◆ **What the task requires**: Nothing should be left out when you copy the entries below.

◆ **Information**:
◆ ◆ ◆ ◆

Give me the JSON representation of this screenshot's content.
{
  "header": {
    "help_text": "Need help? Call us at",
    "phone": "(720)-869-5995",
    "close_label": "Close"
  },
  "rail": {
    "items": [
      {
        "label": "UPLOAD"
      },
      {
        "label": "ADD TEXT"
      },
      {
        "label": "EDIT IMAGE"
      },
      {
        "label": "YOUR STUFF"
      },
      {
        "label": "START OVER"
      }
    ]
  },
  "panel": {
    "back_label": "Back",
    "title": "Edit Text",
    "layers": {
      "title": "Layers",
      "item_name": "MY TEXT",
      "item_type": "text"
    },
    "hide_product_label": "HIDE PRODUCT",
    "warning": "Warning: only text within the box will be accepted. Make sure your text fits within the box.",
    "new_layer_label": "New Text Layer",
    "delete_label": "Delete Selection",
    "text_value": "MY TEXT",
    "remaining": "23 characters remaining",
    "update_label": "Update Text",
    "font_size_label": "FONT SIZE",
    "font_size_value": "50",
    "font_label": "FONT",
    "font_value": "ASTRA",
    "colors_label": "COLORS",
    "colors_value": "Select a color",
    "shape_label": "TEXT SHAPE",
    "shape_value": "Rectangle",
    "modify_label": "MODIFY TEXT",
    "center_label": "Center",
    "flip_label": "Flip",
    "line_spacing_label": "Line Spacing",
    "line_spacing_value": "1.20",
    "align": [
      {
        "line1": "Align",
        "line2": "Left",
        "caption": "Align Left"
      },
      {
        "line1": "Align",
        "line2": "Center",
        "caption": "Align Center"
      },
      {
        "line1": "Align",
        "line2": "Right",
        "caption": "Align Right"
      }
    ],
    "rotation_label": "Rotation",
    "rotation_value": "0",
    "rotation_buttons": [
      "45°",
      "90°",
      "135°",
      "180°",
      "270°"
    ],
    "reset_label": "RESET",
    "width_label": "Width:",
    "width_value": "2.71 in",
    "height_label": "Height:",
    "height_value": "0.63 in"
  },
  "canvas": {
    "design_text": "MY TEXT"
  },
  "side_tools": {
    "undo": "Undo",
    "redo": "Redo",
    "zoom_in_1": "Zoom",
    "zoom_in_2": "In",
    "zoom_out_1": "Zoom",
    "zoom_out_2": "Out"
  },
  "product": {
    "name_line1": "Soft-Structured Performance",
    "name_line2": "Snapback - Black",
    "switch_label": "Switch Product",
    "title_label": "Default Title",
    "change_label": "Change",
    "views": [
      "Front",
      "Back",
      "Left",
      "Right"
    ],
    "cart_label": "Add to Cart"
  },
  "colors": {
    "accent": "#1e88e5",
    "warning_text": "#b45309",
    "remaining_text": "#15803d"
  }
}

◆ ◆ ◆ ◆

◆ **Solved problem**:
Give me the JSON representation of this screenshot's content.
{
  "header": {
    "help_text": "Need help? Call us at",
    "phone": "(720)-869-5995",
    "close_label": "Close"
  },
  "rail": {
    "items": [
      {
        "label": "UPLOAD"
      },
      {
        "label": "ADD TEXT"
      },
      {
        "label": "EDIT IMAGE"
      },
      {
        "label": "YOUR STUFF"
      },
      {
        "label": "START OVER"
      }
    ]
  },
  "panel": {
    "back_label": "Back",
    "title": "Edit Text",
    "layers": {
      "title": "Layers",
      "item_name": "MY TEXT",
      "item_type": "text"
    },
    "hide_product_label": "HIDE PRODUCT",
    "warning": "Warning: only text within the box will be accepted. Make sure your text fits within the box.",
    "new_layer_label": "New Text Layer",
    "delete_label": "Delete Selection",
    "text_value": "MY TEXT",
    "remaining": "23 characters remaining",
    "update_label": "Update Text",
    "font_size_label": "FONT SIZE",
    "font_size_value": "50",
    "font_label": "FONT",
    "font_value": "ASTRA",
    "colors_label": "COLORS",
    "colors_value": "Select a color",
    "shape_label": "TEXT SHAPE",
    "shape_value": "Rectangle",
    "modify_label": "MODIFY TEXT",
    "center_label": "Center",
    "flip_label": "Flip",
    "line_spacing_label": "Line Spacing",
    "line_spacing_value": "1.20",
    "align": [
      {
        "line1": "Align",
        "line2": "Left",
        "caption": "Align Left"
      },
      {
        "line1": "Align",
        "line2": "Center",
        "caption": "Align Center"
      },
      {
        "line1": "Align",
        "line2": "Right",
        "caption": "Align Right"
      }
    ],
    "rotation_label": "Rotation",
    "rotation_value": "0",
    "rotation_buttons": [
      "45°",
      "90°",
      "135°",
      "180°",
      "270°"
    ],
    "reset_label": "RESET",
    "width_label": "Width:",
    "width_value": "2.71 in",
    "height_label": "Height:",
    "height_value": "0.63 in"
  },
  "canvas": {
    "design_text": "MY TEXT"
  },
  "side_tools": {
    "undo": "Undo",
    "redo": "Redo",
    "zoom_in_1": "Zoom",
    "zoom_in_2": "In",
    "zoom_out_1": "Zoom",
    "zoom_out_2": "Out"
  },
  "product": {
    "name_line1": "Soft-Structured Performance",
    "name_line2": "Snapback - Black",
    "switch_label": "Switch Product",
    "title_label": "Default Title",
    "change_label": "Change",
    "views": [
      "Front",
      "Back",
      "Left",
      "Right"
    ],
    "cart_label": "Add to Cart"
  },
  "colors": {
    "accent": "#1e88e5",
    "warning_text": "#b45309",
    "remaining_text": "#15803d"
  }
}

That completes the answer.